Mulkey grew up knowing he was adopted and that his mother was a young, unwed Canadian woman who traveled to Oregon to give birth and sign over her rights to her newborn son to his adoptive family. It was only as a college undergraduate that he discovered the whereabouts of his biological father and brother. Though his biological mother had died, Mulkey decided to make contact with what was left of his family, and in so doing, he was plunged into the midst of not only an identity crisis, but a complicated family feud that played out over three countries and two continents. He endured the abusive, negligent behavior of his birth father, Giulio, along with a competitive rivalry with his brother, Paul. Increasingly, the author found himself negotiating a minefield of accusation and ill feeling among Giulio, his adoptive family, his biological mother’s family, and his boisterous and loving extended family in Italy. Mulkey grappled with depression and financial setbacks as he worked to determine his loyalties and his ever unfolding sense of identity. Mulkey’s voice is engaging from the start, and his ability to communicate humor and absurdity amid heartbreak is admirable, as when he tells of being terrified by his cousin Sergio’s impromptu re-enactment of a scene from The Shining after Mulkey took him to a shooting location for the film earlier in the day. While detailed depictions and character sketches engage, the more ruminative analysis can be repetitive.

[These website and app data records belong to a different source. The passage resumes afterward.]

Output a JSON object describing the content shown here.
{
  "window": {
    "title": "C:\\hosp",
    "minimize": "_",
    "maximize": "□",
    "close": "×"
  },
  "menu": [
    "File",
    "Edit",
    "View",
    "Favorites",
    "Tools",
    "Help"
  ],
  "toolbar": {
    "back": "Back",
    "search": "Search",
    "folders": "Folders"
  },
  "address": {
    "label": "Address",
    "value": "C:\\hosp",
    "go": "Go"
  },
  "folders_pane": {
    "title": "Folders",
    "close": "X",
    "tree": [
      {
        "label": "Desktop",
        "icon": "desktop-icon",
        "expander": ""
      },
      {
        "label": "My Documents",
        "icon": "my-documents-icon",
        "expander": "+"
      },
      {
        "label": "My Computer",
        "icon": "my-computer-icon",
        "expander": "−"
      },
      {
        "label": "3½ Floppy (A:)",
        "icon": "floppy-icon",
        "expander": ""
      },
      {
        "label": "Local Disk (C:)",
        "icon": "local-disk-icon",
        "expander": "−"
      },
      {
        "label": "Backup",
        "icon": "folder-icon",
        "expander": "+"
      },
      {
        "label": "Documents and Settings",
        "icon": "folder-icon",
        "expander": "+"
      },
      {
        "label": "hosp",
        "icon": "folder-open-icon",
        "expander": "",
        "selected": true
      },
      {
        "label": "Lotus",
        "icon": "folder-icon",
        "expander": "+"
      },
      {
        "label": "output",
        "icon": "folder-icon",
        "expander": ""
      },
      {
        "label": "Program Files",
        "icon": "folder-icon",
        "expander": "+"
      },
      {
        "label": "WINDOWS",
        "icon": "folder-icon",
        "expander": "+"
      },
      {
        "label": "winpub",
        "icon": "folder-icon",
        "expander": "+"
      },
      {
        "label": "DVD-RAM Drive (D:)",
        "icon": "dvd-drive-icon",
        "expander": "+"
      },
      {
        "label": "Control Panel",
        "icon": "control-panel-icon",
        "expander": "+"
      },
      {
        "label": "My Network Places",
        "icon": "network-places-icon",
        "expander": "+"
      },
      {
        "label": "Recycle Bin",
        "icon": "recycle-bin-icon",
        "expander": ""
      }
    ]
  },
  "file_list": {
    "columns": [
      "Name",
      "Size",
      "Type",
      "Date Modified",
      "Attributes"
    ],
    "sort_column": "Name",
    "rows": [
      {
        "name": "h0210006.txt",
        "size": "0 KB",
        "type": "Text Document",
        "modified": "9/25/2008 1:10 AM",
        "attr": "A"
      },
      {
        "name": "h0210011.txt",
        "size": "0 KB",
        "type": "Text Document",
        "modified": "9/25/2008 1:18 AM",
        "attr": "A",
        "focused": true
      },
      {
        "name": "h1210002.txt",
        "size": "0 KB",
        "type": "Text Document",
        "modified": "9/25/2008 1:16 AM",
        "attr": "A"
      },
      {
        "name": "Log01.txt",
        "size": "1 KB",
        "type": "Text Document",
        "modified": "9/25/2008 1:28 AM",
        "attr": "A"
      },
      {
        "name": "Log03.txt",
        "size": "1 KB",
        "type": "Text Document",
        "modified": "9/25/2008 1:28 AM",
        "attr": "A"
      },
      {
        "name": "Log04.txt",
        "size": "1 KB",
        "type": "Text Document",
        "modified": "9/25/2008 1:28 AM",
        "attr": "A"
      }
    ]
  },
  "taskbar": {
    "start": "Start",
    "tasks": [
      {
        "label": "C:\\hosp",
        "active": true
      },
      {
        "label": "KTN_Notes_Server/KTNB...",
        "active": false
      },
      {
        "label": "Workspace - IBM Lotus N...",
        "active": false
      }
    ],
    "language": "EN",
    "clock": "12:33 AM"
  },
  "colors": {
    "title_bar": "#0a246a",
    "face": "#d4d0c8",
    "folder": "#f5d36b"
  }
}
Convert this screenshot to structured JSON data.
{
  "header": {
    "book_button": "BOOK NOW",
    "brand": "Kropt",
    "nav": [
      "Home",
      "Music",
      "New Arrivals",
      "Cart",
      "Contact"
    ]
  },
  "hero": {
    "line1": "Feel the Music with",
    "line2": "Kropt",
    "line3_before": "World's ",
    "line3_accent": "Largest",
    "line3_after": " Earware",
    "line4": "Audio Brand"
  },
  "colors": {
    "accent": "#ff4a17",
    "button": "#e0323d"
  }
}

For instance, at the end of the book, Mulkey realizes that he was “fiercely envious” of his brother’s success, as if it were a sudden revelation rather than an oft-repeated defining characteristic of their relationship.
A somewhat repetitive but endearing story of an adoptee’s struggle to forgive old wounds and redefine his senses of self and family.